Breakfast for dinner is easily one of my favorite meals. This week, the Dinner Divas have put together a week’s worth of Breakfast for Dinner recipes. From sandwiches to a breakfast casserole, there is something for everyone. How it works: Every Friday morning, a new meal plan will show up in your email. It will consist of 5 dinner options, plus 2 extras. Those two extras could be side dishes, dessert, drinks, etc.
Queso Fundido is one of my favorite splurge foods when we go out. It is gooey, melted cheese with caramelized onions and strips of roasted poblano peppers. Queso Fundido is literally “melted cheese” and has many variations, but my favorite is the traditional onions and poblano peppers. We eat chicken a few times a week and I’m always thinking of ways to change up the rotation. This dish combines a dinner staple with a restaurant favorite.
Fresh fruit and coconut yogurt make these popsicles guilt-free. A simple blueberry pureé, yogurt and fresh raspberries are the only ingredients in this icy treat. Summer is officially here and this is how I plan to beat the heat. Recently, I met up with my friend Sue. She generously bestowed upon me pounds and pounds of fresh blueberries from her farm. I have to admit that I ate a quite a few. Have you ever heard someone describe something as “jammy”?
Muck Rack makes it simple to find people, tweets, or articles that mention any name, keyword, company, hashtag etc. We've compiled this guide to help you make the most of your search.
Selecting a term
Start searching tweets, articles from media outlets, articles mentioned in tweets, journalists'
names, titles and bios with some suggested searches:
Companies or Topics (e.g. iPhone, Microsoft)
Phrases (e.g. "cloud computing") — use quotes to keep the terms together
Twitter handles (e.g. @username) — returns those who have mentioned or replied to
Names (e.g. "David Pogue")
Hashtags (e.g. #sxsw, #london2012)
Bio details (e.g. vegan, Olympics, father)
Muck Rack's Advanced Search allows for many boolean operators.
Find results that mention multiple specified terms, use AND or
+. For example, ensure each result contains both Elon Musk and Mark Zuckerberg by
searching Obama AND Romney or Obama + Romney.
Use the operators OR or , to broaden your search when you'd like either of
multiple terms to appear in results. (This is the default behavior of our search when no operators
are used.) For example, search for democrat OR republican to find results that refer to
Democrats and/or Republicans.

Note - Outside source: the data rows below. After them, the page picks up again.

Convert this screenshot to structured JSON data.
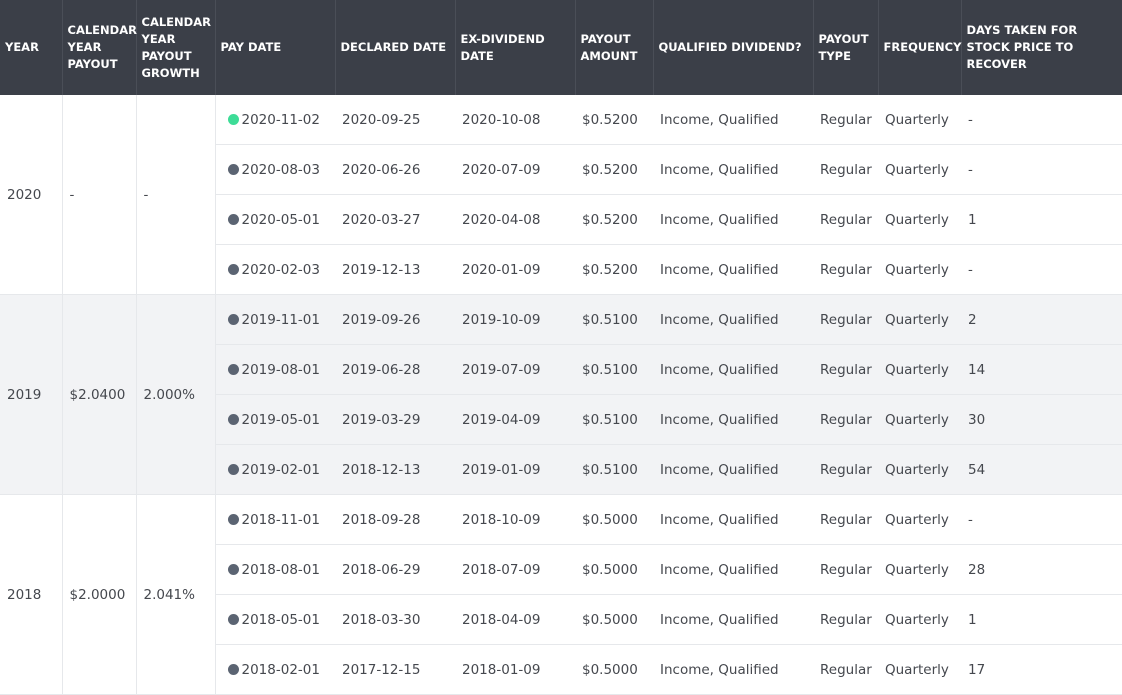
{
  "headers": {
    "year": "YEAR",
    "cal_payout": "CALENDAR YEAR PAYOUT",
    "cal_growth": "CALENDAR YEAR PAYOUT GROWTH",
    "pay_date": "PAY DATE",
    "declared": "DECLARED DATE",
    "ex_div": "EX-DIVIDEND DATE",
    "amount": "PAYOUT AMOUNT",
    "qualified": "QUALIFIED DIVIDEND?",
    "type": "PAYOUT TYPE",
    "frequency": "FREQUENCY",
    "recover": "DAYS TAKEN FOR STOCK PRICE TO RECOVER"
  },
  "colors": {
    "header_bg": "#3b3f48",
    "dot_upcoming": "#3ddc97",
    "dot_past": "#5b6472",
    "alt_row": "#f2f3f5"
  },
  "years": [
    {
      "year": "2020",
      "payout": "-",
      "growth": "-",
      "rows": [
        {
          "status": "upcoming",
          "pay": "2020-11-02",
          "declared": "2020-09-25",
          "ex": "2020-10-08",
          "amount": "$0.5200",
          "qualified": "Income, Qualified",
          "type": "Regular",
          "frequency": "Quarterly",
          "recover": "-"
        },
        {
          "status": "paid",
          "pay": "2020-08-03",
          "declared": "2020-06-26",
          "ex": "2020-07-09",
          "amount": "$0.5200",
          "qualified": "Income, Qualified",
          "type": "Regular",
          "frequency": "Quarterly",
          "recover": "-"
        },
        {
          "status": "paid",
          "pay": "2020-05-01",
          "declared": "2020-03-27",
          "ex": "2020-04-08",
          "amount": "$0.5200",
          "qualified": "Income, Qualified",
          "type": "Regular",
          "frequency": "Quarterly",
          "recover": "1"
        },
        {
          "status": "paid",
          "pay": "2020-02-03",
          "declared": "2019-12-13",
          "ex": "2020-01-09",
          "amount": "$0.5200",
          "qualified": "Income, Qualified",
          "type": "Regular",
          "frequency": "Quarterly",
          "recover": "-"
        }
      ]
    },
    {
      "year": "2019",
      "payout": "$2.0400",
      "growth": "2.000%",
      "rows": [
        {
          "status": "paid",
          "pay": "2019-11-01",
          "declared": "2019-09-26",
          "ex": "2019-10-09",
          "amount": "$0.5100",
          "qualified": "Income, Qualified",
          "type": "Regular",
          "frequency": "Quarterly",
          "recover": "2"
        },
        {
          "status": "paid",
          "pay": "2019-08-01",
          "declared": "2019-06-28",
          "ex": "2019-07-09",
          "amount": "$0.5100",
          "qualified": "Income, Qualified",
          "type": "Regular",
          "frequency": "Quarterly",
          "recover": "14"
        },
        {
          "status": "paid",
          "pay": "2019-05-01",
          "declared": "2019-03-29",
          "ex": "2019-04-09",
          "amount": "$0.5100",
          "qualified": "Income, Qualified",
          "type": "Regular",
          "frequency": "Quarterly",
          "recover": "30"
        },
        {
          "status": "paid",
          "pay": "2019-02-01",
          "declared": "2018-12-13",
          "ex": "2019-01-09",
          "amount": "$0.5100",
          "qualified": "Income, Qualified",
          "type": "Regular",
          "frequency": "Quarterly",
          "recover": "54"
        }
      ]
    },
    {
      "year": "2018",
      "payout": "$2.0000",
      "growth": "2.041%",
      "rows": [
        {
          "status": "paid",
          "pay": "2018-11-01",
          "declared": "2018-09-28",
          "ex": "2018-10-09",
          "amount": "$0.5000",
          "qualified": "Income, Qualified",
          "type": "Regular",
          "frequency": "Quarterly",
          "recover": "-"
        },
        {
          "status": "paid",
          "pay": "2018-08-01",
          "declared": "2018-06-29",
          "ex": "2018-07-09",
          "amount": "$0.5000",
          "qualified": "Income, Qualified",
          "type": "Regular",
          "frequency": "Quarterly",
          "recover": "28"
        },
        {
          "status": "paid",
          "pay": "2018-05-01",
          "declared": "2018-03-30",
          "ex": "2018-04-09",
          "amount": "$0.5000",
          "qualified": "Income, Qualified",
          "type": "Regular",
          "frequency": "Quarterly",
          "recover": "1"
        },
        {
          "status": "paid",
          "pay": "2018-02-01",
          "declared": "2017-12-15",
          "ex": "2018-01-09",
          "amount": "$0.5000",
          "qualified": "Income, Qualified",
          "type": "Regular",
          "frequency": "Quarterly",
          "recover": "17"
        }
      ]
    }
  ]
}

Use NOT or - to subtract results from your search. For
example, searching Disney will yield results about the Walt Disney Company as well as Walt Disney
World Resort. To exclude mentions of Disney World, search for Disney -World or Disney
When using one of these operators with a phrase, enclose it in quotation marks. For example, you can
find results about smartphones excluding Apple's iPhone 4S by searching smartphone -"iPhone
Exact case matching or punctuation
If you're searching for a brand name or keyword that relies on specific punctuation marks or capitalization, you can
find results that match your exact query by adding matchcase: before the keyword you're searching for, like matchcase:E*TRADE .
Use parentheses to separate multiple
boolean phrases. For example, to find journalists talking about having fun in Disney World or
Disneyland, search for ("disney world" OR disneyland) AND fun.
An asterisk can be used to search for any variation of a root word truncated by the asterisk. For example, searching for admin* will return results for administrator, administration, administer, administered, etc.
A near operator is an AND operator where you can control the distance between the words. You can vary the distance the near operation uses by adding a forward slash and number (between 0-99) such as strawberries NEAR/10 "whipped cream", which means the strawberries must exist within 10 words of "whipped cream".